I guess I experienced one of those latter occasions last week. He challenged me on my tendency to write these essays in terms of “we” and “our,” whether referring to Winds of Peace or to the population at large. He wondered if I shouldn’t make my challenges more personal. “Not everyone is the same,” he reminds me, as if I didn’t already know. I responded by defending my practice in the name of anonymity and inclusiveness: if readers might be touched in some way or possibly see themselves in the words, they can choose to take them to heart or not. If they don’t identify with what I have to say, they can at least understand that I haven’t attempted to indict or accuse anyone. If the shoe fits, it’s to be worn.

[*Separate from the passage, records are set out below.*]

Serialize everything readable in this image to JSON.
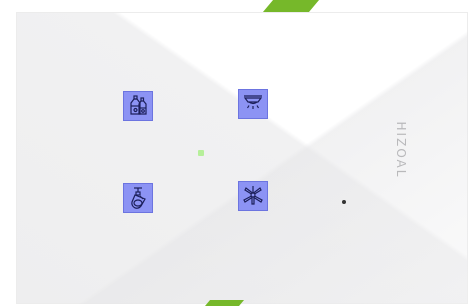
{
  "panel": {
    "brand_text": "HIZOAL",
    "accent_color": "#76b82a",
    "key_color": "#8c93f4",
    "key_border_color": "#6c74e0",
    "indicator_color": "#b6ef9a",
    "keys": [
      {
        "icon": "bottles-icon"
      },
      {
        "icon": "ceiling-light-icon"
      },
      {
        "icon": "spotlight-icon"
      },
      {
        "icon": "ceiling-fan-icon"
      }
    ]
  }
}
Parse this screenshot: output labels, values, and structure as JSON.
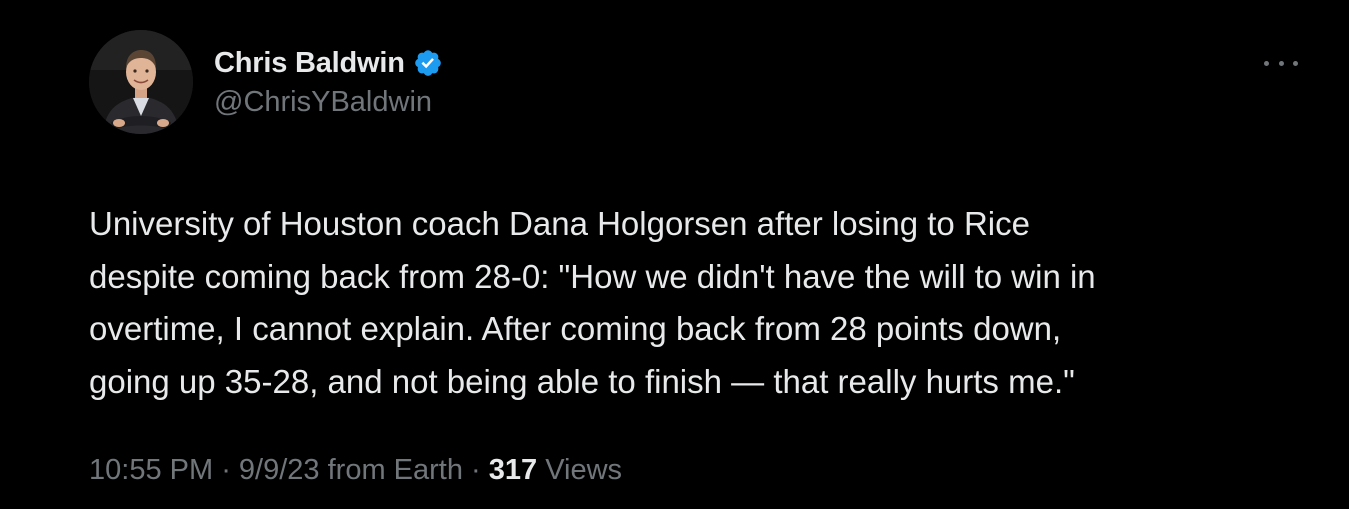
{
  "author": {
    "display_name": "Chris Baldwin",
    "handle": "@ChrisYBaldwin",
    "verified": true,
    "verified_color": "#1d9bf0",
    "avatar_icon": "profile-photo"
  },
  "menu": {
    "more_icon": "more-horizontal-icon"
  },
  "tweet": {
    "text": "University of Houston coach Dana Holgorsen after losing to Rice\ndespite coming back from 28-0: \"How we didn't have the will to win in\novertime, I cannot explain. After coming back from 28 points down,\ngoing up 35-28, and not being able to finish — that really hurts me.\""
  },
  "meta": {
    "time": "10:55 PM",
    "sep1": " · ",
    "date": "9/9/23",
    "source": " from Earth",
    "sep2": " · ",
    "views_count": "317",
    "views_label": " Views"
  },
  "colors": {
    "background": "#000000",
    "primary_text": "#e7e9ea",
    "secondary_text": "#71767b"
  }
}
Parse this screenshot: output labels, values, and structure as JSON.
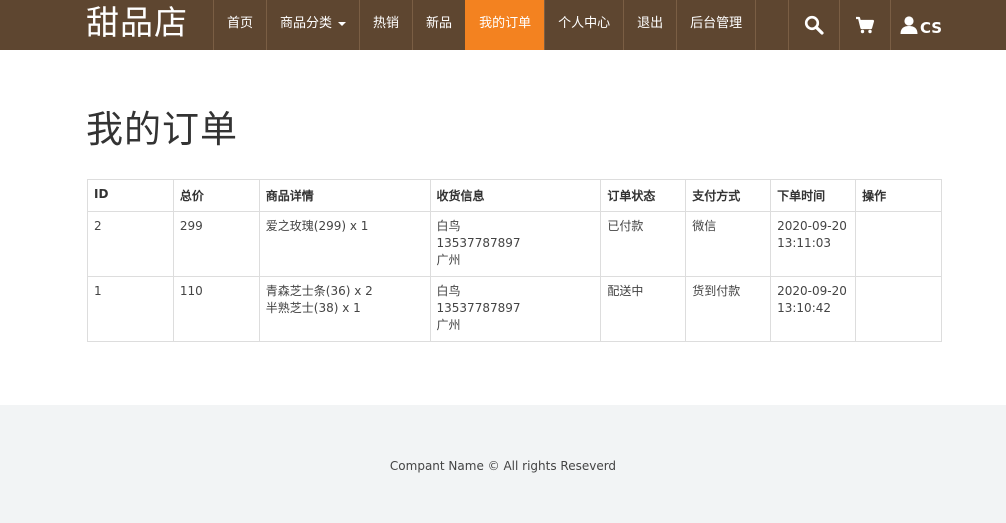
{
  "navbar": {
    "brand": "甜品店",
    "items": [
      {
        "label": "首页"
      },
      {
        "label": "商品分类"
      },
      {
        "label": "热销"
      },
      {
        "label": "新品"
      },
      {
        "label": "我的订单"
      },
      {
        "label": "个人中心"
      },
      {
        "label": "退出"
      },
      {
        "label": "后台管理"
      }
    ],
    "user": "CS",
    "accent": "#f38220",
    "background": "#5e4630"
  },
  "page": {
    "title": "我的订单"
  },
  "table": {
    "headers": [
      "ID",
      "总价",
      "商品详情",
      "收货信息",
      "订单状态",
      "支付方式",
      "下单时间",
      "操作"
    ],
    "rows": [
      {
        "id": "2",
        "total": "299",
        "items": [
          "爱之玫瑰(299) x 1"
        ],
        "ship": {
          "name": "白鸟",
          "phone": "13537787897",
          "address": "广州"
        },
        "status": "已付款",
        "payment": "微信",
        "date": "2020-09-20",
        "time": "13:11:03",
        "action": ""
      },
      {
        "id": "1",
        "total": "110",
        "items": [
          "青森芝士条(36) x 2",
          "半熟芝士(38) x 1"
        ],
        "ship": {
          "name": "白鸟",
          "phone": "13537787897",
          "address": "广州"
        },
        "status": "配送中",
        "payment": "货到付款",
        "date": "2020-09-20",
        "time": "13:10:42",
        "action": ""
      }
    ]
  },
  "footer": {
    "text": "Compant Name © All rights Reseverd"
  },
  "icons": {
    "search": "search-icon",
    "cart": "cart-icon",
    "user": "user-icon"
  }
}
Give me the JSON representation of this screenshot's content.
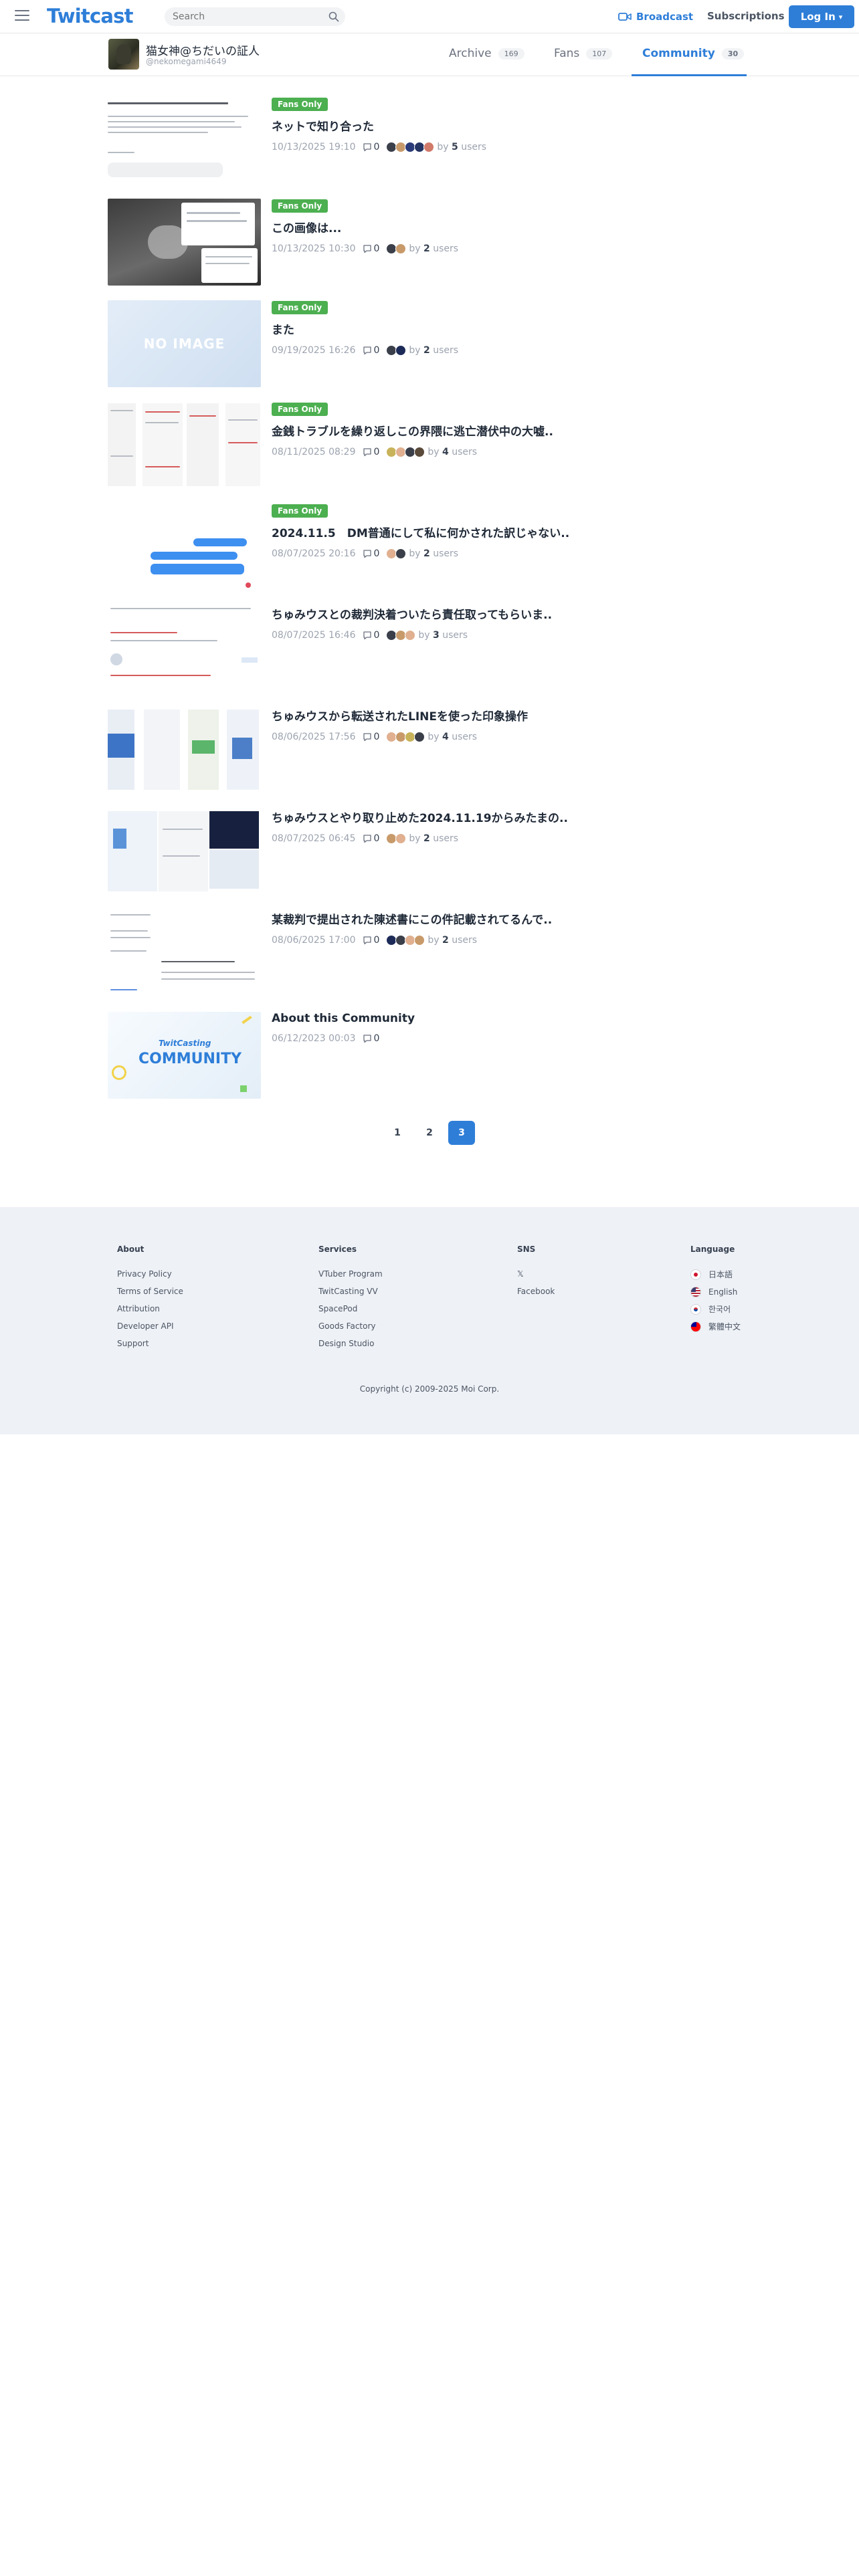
{
  "header": {
    "logo": "Twitcast",
    "search_placeholder": "Search",
    "broadcast_label": "Broadcast",
    "subscriptions_label": "Subscriptions",
    "login_label": "Log In"
  },
  "profile": {
    "name": "猫女神@ちだいの証人",
    "handle": "@nekomegami4649"
  },
  "tabs": [
    {
      "label": "Archive",
      "count": "169"
    },
    {
      "label": "Fans",
      "count": "107"
    },
    {
      "label": "Community",
      "count": "30"
    }
  ],
  "posts": [
    {
      "fans_only": "Fans Only",
      "title": "ネットで知り合った",
      "date": "10/13/2025 19:10",
      "comments": "0",
      "by_prefix": "by",
      "users": "5",
      "by_suffix": "users"
    },
    {
      "fans_only": "Fans Only",
      "title": "この画像は...",
      "date": "10/13/2025 10:30",
      "comments": "0",
      "by_prefix": "by",
      "users": "2",
      "by_suffix": "users"
    },
    {
      "fans_only": "Fans Only",
      "title": "また",
      "date": "09/19/2025 16:26",
      "comments": "0",
      "by_prefix": "by",
      "users": "2",
      "by_suffix": "users"
    },
    {
      "fans_only": "Fans Only",
      "title": "金銭トラブルを繰り返しこの界隈に逃亡潜伏中の大嘘..",
      "date": "08/11/2025 08:29",
      "comments": "0",
      "by_prefix": "by",
      "users": "4",
      "by_suffix": "users"
    },
    {
      "fans_only": "Fans Only",
      "title": "2024.11.5　DM普通にして私に何かされた訳じゃない..",
      "date": "08/07/2025 20:16",
      "comments": "0",
      "by_prefix": "by",
      "users": "2",
      "by_suffix": "users"
    },
    {
      "fans_only": "",
      "title": "ちゅみウスとの裁判決着ついたら責任取ってもらいま..",
      "date": "08/07/2025 16:46",
      "comments": "0",
      "by_prefix": "by",
      "users": "3",
      "by_suffix": "users"
    },
    {
      "fans_only": "",
      "title": "ちゅみウスから転送されたLINEを使った印象操作",
      "date": "08/06/2025 17:56",
      "comments": "0",
      "by_prefix": "by",
      "users": "4",
      "by_suffix": "users"
    },
    {
      "fans_only": "",
      "title": "ちゅみウスとやり取り止めた2024.11.19からみたまの..",
      "date": "08/07/2025 06:45",
      "comments": "0",
      "by_prefix": "by",
      "users": "2",
      "by_suffix": "users"
    },
    {
      "fans_only": "",
      "title": "某裁判で提出された陳述書にこの件記載されてるんで..",
      "date": "08/06/2025 17:00",
      "comments": "0",
      "by_prefix": "by",
      "users": "2",
      "by_suffix": "users"
    },
    {
      "fans_only": "",
      "title": "About this Community",
      "date": "06/12/2023 00:03",
      "comments": "0",
      "by_prefix": "",
      "users": "",
      "by_suffix": ""
    }
  ],
  "thumbs": {
    "no_image": "NO IMAGE",
    "tc_brand": "TwitCasting",
    "tc_community": "COMMUNITY"
  },
  "pagination": [
    "1",
    "2",
    "3"
  ],
  "pagination_active": "3",
  "footer": {
    "about": {
      "title": "About",
      "links": [
        "Privacy Policy",
        "Terms of Service",
        "Attribution",
        "Developer API",
        "Support"
      ]
    },
    "services": {
      "title": "Services",
      "links": [
        "VTuber Program",
        "TwitCasting VV",
        "SpacePod",
        "Goods Factory",
        "Design Studio"
      ]
    },
    "sns": {
      "title": "SNS",
      "links": [
        "𝕏",
        "Facebook"
      ]
    },
    "language": {
      "title": "Language",
      "links": [
        "日本語",
        "English",
        "한국어",
        "繁體中文"
      ]
    },
    "copyright": "Copyright (c) 2009-2025 Moi Corp."
  },
  "colors": {
    "accent": "#2e7ed8",
    "fans_badge": "#4caf50",
    "footer_bg": "#eef1f6"
  }
}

Of course, my friend raises the idea from the perspective of one who might not recognize himself as someone who could benefit from greater introspection. If he did so, he’d be grateful that I write for the broadest audience in order to preserve anonymity. But taking his challenge to heart, I decided to offer some observations about his own circumstances, to be as direct and personal as I can be. Naturally, I will not go so far as to use his name. That way, maybe others will identify with my descriptions of him, while at the same time his privacy will be preserved.
He is a generous fellow, kind to family and friends and quick to offer smiles and greetings to strangers. Yet I think he has adopted a rather miserly perspective when faced with bigger issues, like homelessness or global and local hunger. He gives, but given his circumstances, he could do so much more.
He can be moved to tears and express emotion at injustices and will often rail loudly against the powers and circumstances that conspire to marginalize vast segments of the world’s population. But I have noticed that he is equally quick to turn away from such realities in an effort to insulate himself or numb the emotions. He can become curiously inert. He is an eager onlooker but reticent participant.
He has spoken loudly in criticism of the power of the wealthy and the inordinate influences that such people exercise in nearly every venue of life. I have frequently reminded him, however, that on the “global wealth continuum,” for every person on that scale above him at whom he points in judgement, there are many more looking up and pointing at him, as well.
He speaks often about the disparities of education, opportunity and material success. I have even heard him speak to audiences on such topics; he can make a convincing case about the dire impacts of such gaps. Yet from my own perspective, his life is one that has been earmarked by education, opportunity and success, realities undeserved but which he has never eschewed.
He is a “green” guy, having embraced lots of evolving technologies for renewable energy in his home and transportation. I admire that in him, but the size of his home(s) and the comforts with which he has surrounded himself perhaps belie the depth of his commitment. More modest accommodations might be more convincing.
He attends church regularly. I think that’s a good sign, one that suggests a search for grounding and meaning beyond himself and the unknowns which characterize life. I also happen to know that he is relatively inactive in church affairs beyond the weekly service itself, perhaps another expression of insulation and independence, or maybe just another symptom of a stingy soul.
Well, I have been more than personal in my reflections here. I could say more but I do not intend injury with my comments. In responding to him in this way, I simply want to offer a juxtaposition of perceptions regarding someone I care about, a fellow who, like most of the rest of us, tries but falls short of who and what he could be. I’m sure that I’ll be the first to know his reactions to all of this. I suspect that he will mirror my own observations. And I’m sure he’ll have some words for me….